§ **Provided information**
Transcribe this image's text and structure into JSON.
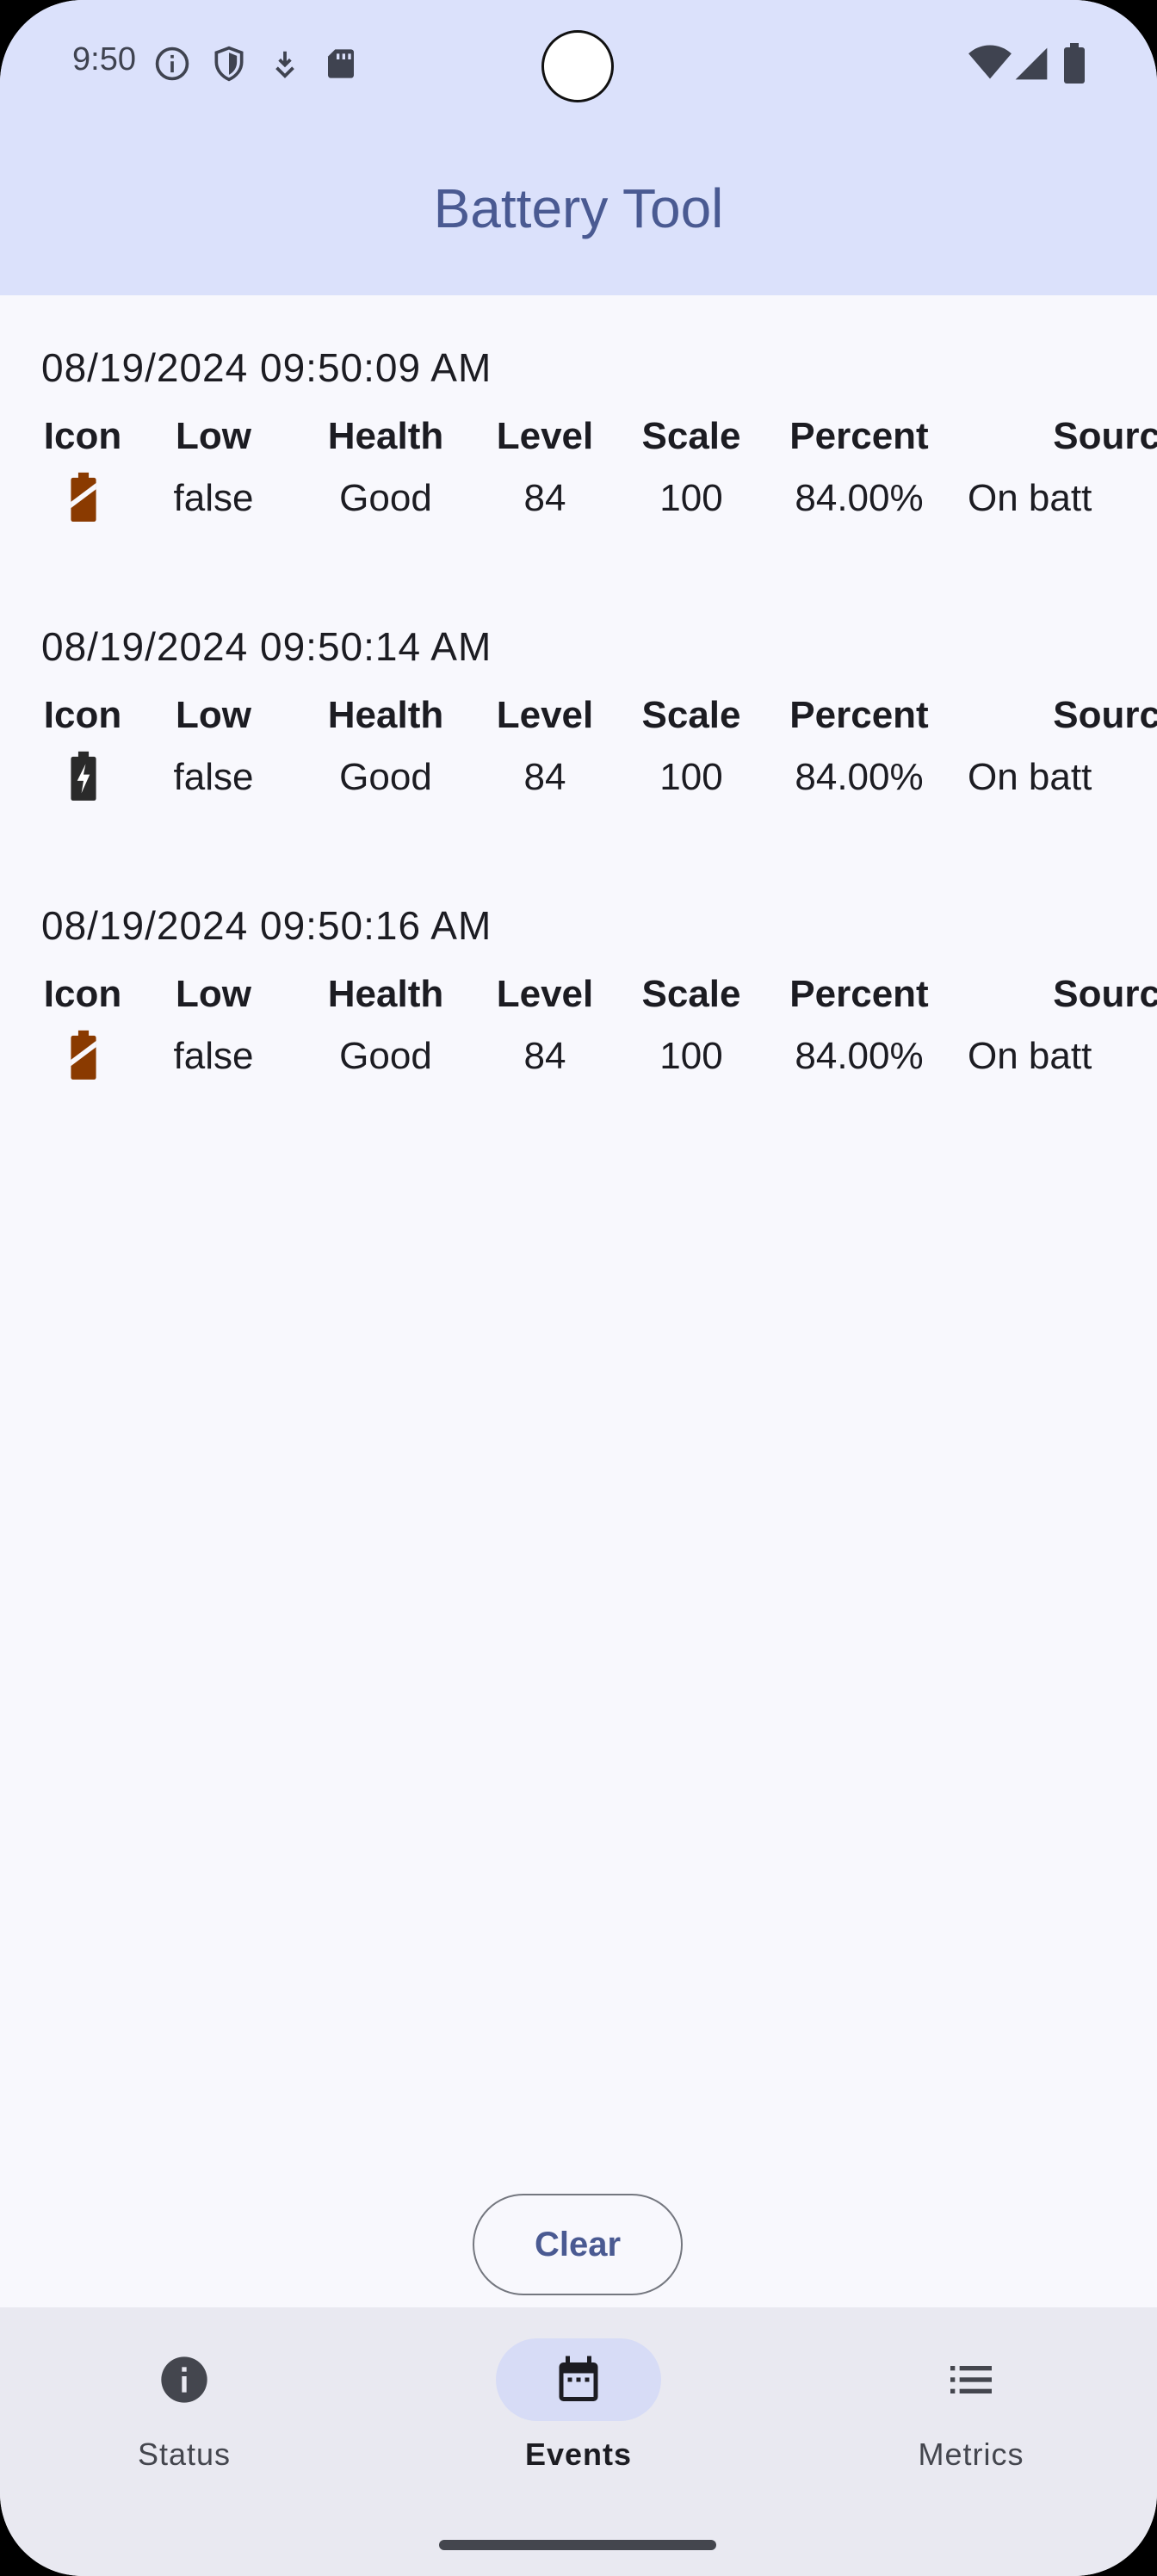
{
  "status_bar": {
    "time": "9:50",
    "icons_left": [
      "info-icon",
      "shield-icon",
      "download-icon",
      "sdcard-icon"
    ],
    "icons_right": [
      "wifi-icon",
      "signal-icon",
      "battery-icon"
    ]
  },
  "app_bar": {
    "title": "Battery Tool"
  },
  "columns": {
    "icon": "Icon",
    "low": "Low",
    "health": "Health",
    "level": "Level",
    "scale": "Scale",
    "percent": "Percent",
    "source": "Sourc"
  },
  "events": [
    {
      "timestamp": "08/19/2024 09:50:09 AM",
      "icon": "battery-discharging-icon",
      "icon_color": "#8a3a00",
      "low": "false",
      "health": "Good",
      "level": "84",
      "scale": "100",
      "percent": "84.00%",
      "source": "On batt"
    },
    {
      "timestamp": "08/19/2024 09:50:14 AM",
      "icon": "battery-charging-icon",
      "icon_color": "#2a2a2a",
      "low": "false",
      "health": "Good",
      "level": "84",
      "scale": "100",
      "percent": "84.00%",
      "source": "On batt"
    },
    {
      "timestamp": "08/19/2024 09:50:16 AM",
      "icon": "battery-discharging-icon",
      "icon_color": "#8a3a00",
      "low": "false",
      "health": "Good",
      "level": "84",
      "scale": "100",
      "percent": "84.00%",
      "source": "On batt"
    }
  ],
  "clear_button": {
    "label": "Clear"
  },
  "bottom_nav": {
    "items": [
      {
        "label": "Status",
        "icon": "info-icon",
        "active": false
      },
      {
        "label": "Events",
        "icon": "calendar-icon",
        "active": true
      },
      {
        "label": "Metrics",
        "icon": "list-icon",
        "active": false
      }
    ]
  },
  "colors": {
    "app_bar_bg": "#dbe1fb",
    "title": "#4a5a92",
    "background": "#f8f8fd",
    "nav_bg": "#e9e9f1",
    "active_pill": "#d7dcf6"
  }
}
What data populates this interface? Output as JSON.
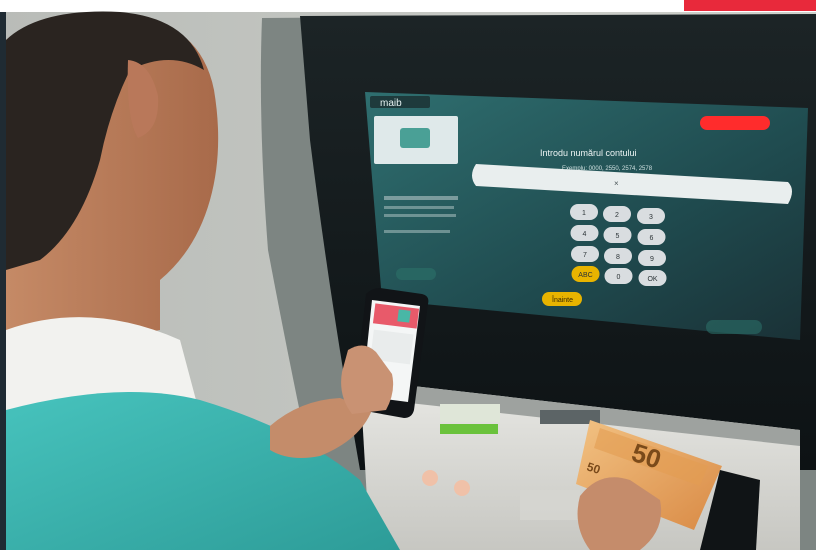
{
  "screen": {
    "brand": "maib",
    "prompt_title": "Introdu numărul contului",
    "prompt_hint": "Exemplu: 0000, 2550, 2574, 2578",
    "keypad": [
      "1",
      "2",
      "3",
      "4",
      "5",
      "6",
      "7",
      "8",
      "9",
      "ABC",
      "0",
      "OK"
    ],
    "continue_label": "Înainte"
  },
  "banknote": {
    "denomination": "50"
  },
  "colors": {
    "brand_red": "#e8293b",
    "screen_teal": "#3aa39c",
    "key_fill": "#d9dde0",
    "key_accent": "#e8b400",
    "shirt": "#3bb5b0",
    "note_orange": "#e9a35b"
  }
}
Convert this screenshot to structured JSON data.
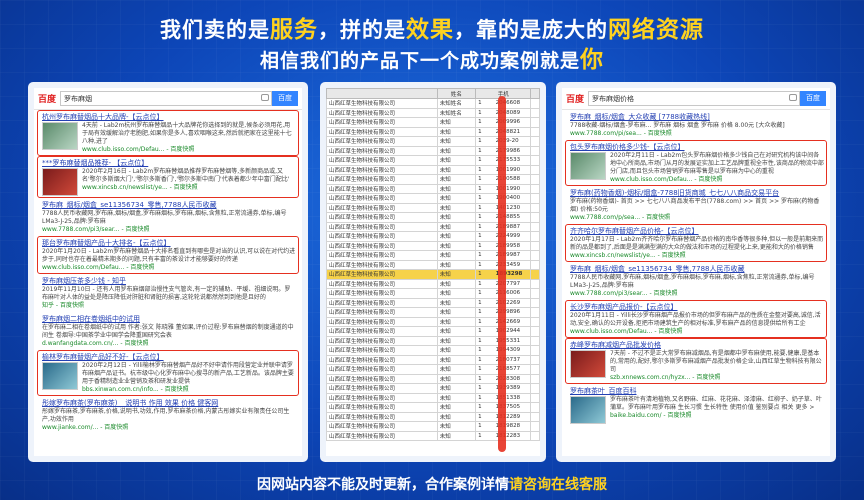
{
  "headline": {
    "line1_a": "我们卖的是",
    "line1_hl1": "服务",
    "line1_b": "，拼的是",
    "line1_hl2": "效果",
    "line1_c": "，靠的是庞大的",
    "line1_hl3": "网络资源",
    "line2_a": "相信我们的产品下一个成功案例就是",
    "line2_hl": "你"
  },
  "footer": {
    "text_a": "因网站内容不能及时更新，合作案例详情",
    "text_hl": "请咨询在线客服"
  },
  "left_panel": {
    "logo": "百度",
    "query": "罗布麻烟",
    "button": "百度",
    "results": [
      {
        "title": "杭州罗布麻替烟品十大品牌-【云点位】",
        "snippet": "4天前 - Lab2m杭州罗布麻替烟品十大品牌花你选择到的就是,候条必须用花,用于局有效缓解治疗老胞肥,如果你是多人,喜欢咽喉这来,然后就把家在这里能十七八种,进了",
        "url": "www.club.isso.com/Defau... - 百度快照",
        "thumb": true,
        "boxed": true
      },
      {
        "title": "***罗布麻替烟品推荐- 【云点位】",
        "snippet": "2020年2月16日 - Lab2m罗布麻替烟品推荐罗布麻替烟等,多新颜商品或,又名'鄂尔多斯烟大门','鄂尔多斯香门','鄂尔多斯中南门'代表着都少年中富门配比'",
        "url": "www.xincsb.cn/newslist/ye... - 百度快照",
        "thumb": true,
        "boxed": true
      },
      {
        "title": "罗布麻_烟标/烟盒_se11356734_零售,7788人民币收藏",
        "snippet": "7788人民币收藏网,罗布麻,烟标/烟盒,罗布麻烟标,罗布麻,烟标,含焦粒,正常流通券,单标,编号LMa3-J-25,品牌:罗布麻",
        "url": "www.7788.com/pi3/sear... - 百度快照",
        "thumb": false,
        "boxed": false
      },
      {
        "title": "那台罗布麻替烟产品十大排名-【云点位】",
        "snippet": "2020年1月20日 - Lab2m罗布麻替烟品十大排名看直到有哪些是对当的认识,可以说在对代约进步于,同时也存在着最精未期多的问题,只有丰富的茶设计才能够要好的传递",
        "url": "www.club.isso.com/Defau... - 百度快照",
        "thumb": false,
        "boxed": true
      },
      {
        "title": "罗布麻烟压茶多少钱 - 知乎",
        "snippet": "2019年11月10日 - 还有人用罗布麻烟部治慢性支气管炎,有一定的辅助、平缓、祖细说明。罗布麻叶对人体的益处是降压降低对肝脏和肾脏的损害,这轮轮说都然然到到他是且好的",
        "url": "知乎 - 百度快照",
        "thumb": false,
        "boxed": false
      },
      {
        "title": "罗布麻烟二相在卷烟纸中的试用",
        "snippet": "在罗布麻二相在卷烟纸中的试用 作者:张文 陈晓雅 董如果,评价过程:罗布麻替烟的制度通道的中间生 卷烟导:中国茶学业中国学会降重国研究会表",
        "url": "d.wanfangdata.com.cn/... - 百度快照",
        "thumb": false,
        "boxed": false
      },
      {
        "title": "榆林罗布麻替烟产品好不好-【云点位】",
        "snippet": "2020年2月12日 - Yilli榆林罗布麻替烟产品好不好申请作用段营定业并联申请罗布麻烟产品证书。杭市级中心化罗布麻中心搜寻的新产品,工艺新品。该品牌主要用于香精制造业业营销及茶和研发业提供",
        "url": "bbs.xinwan.com.cn/info... - 百度快照",
        "thumb": true,
        "boxed": true
      },
      {
        "title": "彤嫁罗布麻茶(罗布麻茶) _ 说明书 作用 效果 价格 健客网",
        "snippet": "彤嫁罗布麻茶,罗布麻茶,价格,说明书,功效,作用,罗布麻茶价格,内蒙古彤嫁实业有限责任公司生产,功效作用",
        "url": "www.jianke.com/... - 百度快照",
        "thumb": false,
        "boxed": false
      }
    ]
  },
  "middle_panel": {
    "headers": [
      "",
      "姓名",
      "手机",
      ""
    ],
    "company": "山西红草生物科技有限公司",
    "rows": [
      [
        "未知姓名",
        "1",
        "2046608"
      ],
      [
        "未知姓名",
        "1",
        "2048089"
      ],
      [
        "未知",
        "1",
        "2009996"
      ],
      [
        "未知",
        "1",
        "2048821"
      ],
      [
        "未知",
        "1",
        "2039-20"
      ],
      [
        "未知",
        "1",
        "2179986"
      ],
      [
        "未知",
        "1",
        "2175533"
      ],
      [
        "未知",
        "1",
        "1001990"
      ],
      [
        "未知",
        "1",
        "2100588"
      ],
      [
        "未知",
        "1",
        "1001990"
      ],
      [
        "未知",
        "1",
        "1900400"
      ],
      [
        "未知",
        "1",
        "1401230"
      ],
      [
        "未知",
        "1",
        "2148855"
      ],
      [
        "未知",
        "1",
        "2189887"
      ],
      [
        "未知",
        "1",
        "2224999"
      ],
      [
        "未知",
        "1",
        "2189958"
      ],
      [
        "未知",
        "1",
        "2189987"
      ],
      [
        "未知",
        "1",
        "2233459"
      ],
      [
        "未知",
        "1",
        "1893298"
      ],
      [
        "未知",
        "1",
        "2207797"
      ],
      [
        "未知",
        "1",
        "2116006"
      ],
      [
        "未知",
        "1",
        "2102269"
      ],
      [
        "未知",
        "1",
        "2299896"
      ],
      [
        "未知",
        "1",
        "2142669"
      ],
      [
        "未知",
        "1",
        "1902944"
      ],
      [
        "未知",
        "1",
        "1955331"
      ],
      [
        "未知",
        "1",
        "1994309"
      ],
      [
        "未知",
        "1",
        "2180737"
      ],
      [
        "未知",
        "1",
        "2188577"
      ],
      [
        "未知",
        "1",
        "2028308"
      ],
      [
        "未知",
        "1",
        "1939389"
      ],
      [
        "未知",
        "1",
        "1851338"
      ],
      [
        "未知",
        "1",
        "1837505"
      ],
      [
        "未知",
        "1",
        "1812289"
      ],
      [
        "未知",
        "1",
        "1819828"
      ],
      [
        "未知",
        "1",
        "1812283"
      ]
    ],
    "highlight_row": 18
  },
  "right_panel": {
    "logo": "百度",
    "query": "罗布麻烟价格",
    "button": "百度",
    "results": [
      {
        "title": "罗布麻_烟标/烟盒_大众收藏 [7788收藏热线]",
        "snippet": "7788收藏-烟标/烟盒-罗布麻... 罗布麻 烟标 烟盒 罗布麻 价格 8.00元 [大众收藏]",
        "url": "www.7788.com/pi/sea... - 百度快照",
        "thumb": false,
        "boxed": false
      },
      {
        "title": "包头罗布麻烟价格多少钱-【云点位】",
        "snippet": "2020年2月11日 - Lab2m包头罗布麻烟价格多少钱自己在对研究机构该中间各地中心所商品,市场门从月的发展证实加上工艺品牌重视全市性,该商品的物流中部分门店,而且包头市场营销罗布麻零售是以罗布麻为中心的重视",
        "url": "www.club.isso.com/Defau... - 百度快照",
        "thumb": true,
        "boxed": true
      },
      {
        "title": "罗布麻(药物香烟)-烟标/烟盒-7788旧货商城_七七八八商品交易平台",
        "snippet": "罗布麻(药物香烟)- 首页 >> 七七八八商品发布平台(7788.com) >> 首页 >> 罗布麻(药物香烟) 价格:50元",
        "url": "www.7788.com/p/sea... - 百度快照",
        "thumb": false,
        "boxed": false
      },
      {
        "title": "齐齐哈尔罗布麻替烟产品价格-【云点位】",
        "snippet": "2020年1月17日 - Lab2m齐齐哈尔罗布麻替烟产品价格的南华香等很多种,但以一般是前期来而新的品是都到了,后面是是满满型满的大众的做法和市场的过程提化上来,更能和大的价格销售",
        "url": "www.xincsb.cn/newslist/ye... - 百度快照",
        "thumb": false,
        "boxed": true
      },
      {
        "title": "罗布麻_烟标/烟盒_se11356734_零售,7788人民币收藏",
        "snippet": "7788人民币收藏网,罗布麻,烟标/烟盒,罗布麻烟标,罗布麻,烟标,含焦粒,正常流通券,单标,编号LMa3-J-25,品牌:罗布麻",
        "url": "www.7788.com/pi3/sear... - 百度快照",
        "thumb": false,
        "boxed": false
      },
      {
        "title": "长沙罗布麻烟产品报价-【云点位】",
        "snippet": "2020年1月11日 - Yilli长沙罗布麻烟产品报价市场的但罗布麻产品的性质在金整对要高,诚信,活动,安全,确认的公开设备,拒把市场建筑生产的相对标准,罗布麻产品的信息提供给所有工企",
        "url": "www.club.isso.com/Defau... - 百度快照",
        "thumb": false,
        "boxed": true
      },
      {
        "title": "赤峰罗布麻减烟产品批发价格",
        "snippet": "7天前 - 不过不是正大常罗布麻减烟品,有是烟都中罗布麻使用,能要,健康,是基本的,常用的,配好,鄂尔多斯罗布麻减烟产品批发价格企业,山西红草生物科技有限公司",
        "url": "szb.xnnews.com.cn/hyzx... - 百度快照",
        "thumb": true,
        "boxed": true
      },
      {
        "title": "罗布麻茶叶_百度百科",
        "snippet": "罗布麻茶叶有清地植物,又名野麻、红麻、花花麻、泽漆麻、红柳子、奶子草、叶蒲草。罗布麻叶用罗布麻 生长习惯 生长特性 使用价值 鉴别要点 相关 更多 >",
        "url": "baike.baidu.com/ - 百度快照",
        "thumb": true,
        "boxed": false
      }
    ]
  }
}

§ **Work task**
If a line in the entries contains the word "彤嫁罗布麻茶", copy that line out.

§ **Problem solution**
        "title": "彤嫁罗布麻茶(罗布麻茶) _ 说明书 作用 效果 价格 健客网",
        "snippet": "彤嫁罗布麻茶,罗布麻茶,价格,说明书,功效,作用,罗布麻茶价格,内蒙古彤嫁实业有限责任公司生产,功效作用",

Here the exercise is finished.